------ THE DATA ------
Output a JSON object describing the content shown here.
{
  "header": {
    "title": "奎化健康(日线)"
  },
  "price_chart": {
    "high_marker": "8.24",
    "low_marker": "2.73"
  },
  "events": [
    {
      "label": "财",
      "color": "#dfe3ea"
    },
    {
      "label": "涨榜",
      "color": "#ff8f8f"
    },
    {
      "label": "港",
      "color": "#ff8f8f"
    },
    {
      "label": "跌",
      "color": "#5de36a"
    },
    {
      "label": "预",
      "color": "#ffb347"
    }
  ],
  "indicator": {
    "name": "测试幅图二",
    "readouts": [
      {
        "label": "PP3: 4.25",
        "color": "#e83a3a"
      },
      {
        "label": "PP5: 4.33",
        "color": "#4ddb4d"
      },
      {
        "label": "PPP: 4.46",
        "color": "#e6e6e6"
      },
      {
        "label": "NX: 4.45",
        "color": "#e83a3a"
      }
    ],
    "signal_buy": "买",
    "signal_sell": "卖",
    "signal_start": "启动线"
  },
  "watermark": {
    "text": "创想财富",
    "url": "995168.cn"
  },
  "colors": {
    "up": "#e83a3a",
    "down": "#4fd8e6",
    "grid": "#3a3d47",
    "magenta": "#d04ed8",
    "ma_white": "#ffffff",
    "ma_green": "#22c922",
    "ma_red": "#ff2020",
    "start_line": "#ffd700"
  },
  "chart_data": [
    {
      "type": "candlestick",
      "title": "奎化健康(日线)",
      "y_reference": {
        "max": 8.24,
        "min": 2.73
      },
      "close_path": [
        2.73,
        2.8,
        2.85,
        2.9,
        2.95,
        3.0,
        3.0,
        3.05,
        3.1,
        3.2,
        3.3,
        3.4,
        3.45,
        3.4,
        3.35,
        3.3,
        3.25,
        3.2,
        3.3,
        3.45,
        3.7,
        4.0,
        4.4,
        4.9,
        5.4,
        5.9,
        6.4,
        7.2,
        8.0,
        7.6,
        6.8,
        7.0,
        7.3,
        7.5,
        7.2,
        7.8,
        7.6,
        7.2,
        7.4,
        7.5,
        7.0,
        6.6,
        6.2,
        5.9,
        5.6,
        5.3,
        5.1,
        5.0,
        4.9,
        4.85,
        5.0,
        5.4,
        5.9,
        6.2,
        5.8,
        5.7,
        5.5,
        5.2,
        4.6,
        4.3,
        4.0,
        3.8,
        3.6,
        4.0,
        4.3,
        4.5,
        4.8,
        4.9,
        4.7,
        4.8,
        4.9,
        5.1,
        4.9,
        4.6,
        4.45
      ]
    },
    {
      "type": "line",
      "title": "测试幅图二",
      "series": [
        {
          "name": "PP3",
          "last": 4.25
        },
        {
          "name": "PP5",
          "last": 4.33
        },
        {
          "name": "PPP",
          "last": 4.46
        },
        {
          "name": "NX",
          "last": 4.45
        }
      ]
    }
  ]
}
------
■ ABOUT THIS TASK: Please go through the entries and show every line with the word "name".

■ RESPONSE TO THE TASK:
    "name": "测试幅图二",
          "name": "PP3",
          "name": "PP5",
          "name": "PPP",
          "name": "NX",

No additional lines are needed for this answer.